From the data that follows, copy every line holding the string "text".

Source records
-- Opening Marker --

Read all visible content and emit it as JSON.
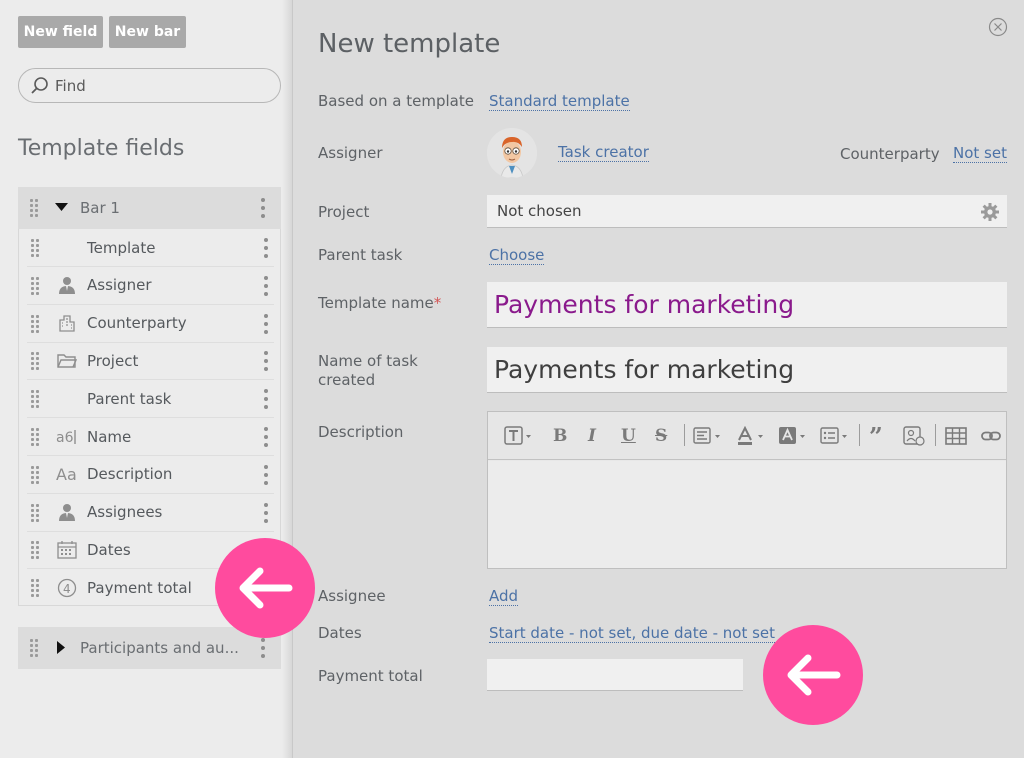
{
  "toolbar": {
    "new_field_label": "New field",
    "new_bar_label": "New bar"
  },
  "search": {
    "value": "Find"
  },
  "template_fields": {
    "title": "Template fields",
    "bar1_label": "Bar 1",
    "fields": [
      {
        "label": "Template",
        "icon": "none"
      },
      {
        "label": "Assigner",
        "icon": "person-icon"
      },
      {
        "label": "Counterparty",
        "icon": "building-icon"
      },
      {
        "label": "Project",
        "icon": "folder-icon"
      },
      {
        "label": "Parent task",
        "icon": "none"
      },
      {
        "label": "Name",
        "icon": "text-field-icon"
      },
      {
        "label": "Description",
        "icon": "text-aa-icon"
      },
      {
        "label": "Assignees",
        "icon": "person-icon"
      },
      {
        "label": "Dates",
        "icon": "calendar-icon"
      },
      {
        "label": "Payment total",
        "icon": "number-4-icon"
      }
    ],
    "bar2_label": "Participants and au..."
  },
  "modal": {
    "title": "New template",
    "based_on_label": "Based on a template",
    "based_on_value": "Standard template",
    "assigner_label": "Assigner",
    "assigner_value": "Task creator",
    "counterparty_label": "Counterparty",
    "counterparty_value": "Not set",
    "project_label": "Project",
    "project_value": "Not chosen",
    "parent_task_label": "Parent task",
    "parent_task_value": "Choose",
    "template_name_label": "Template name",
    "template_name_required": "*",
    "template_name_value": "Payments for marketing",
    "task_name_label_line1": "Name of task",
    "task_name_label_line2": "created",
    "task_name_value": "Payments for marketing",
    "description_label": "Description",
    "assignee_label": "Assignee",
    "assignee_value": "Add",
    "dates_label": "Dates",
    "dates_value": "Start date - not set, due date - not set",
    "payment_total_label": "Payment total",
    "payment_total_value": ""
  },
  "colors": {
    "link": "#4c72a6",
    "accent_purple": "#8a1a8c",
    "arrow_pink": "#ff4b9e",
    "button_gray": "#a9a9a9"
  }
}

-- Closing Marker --

EXERCISE OUTPUT
        "icon": "text-field-icon"
        "icon": "text-aa-icon"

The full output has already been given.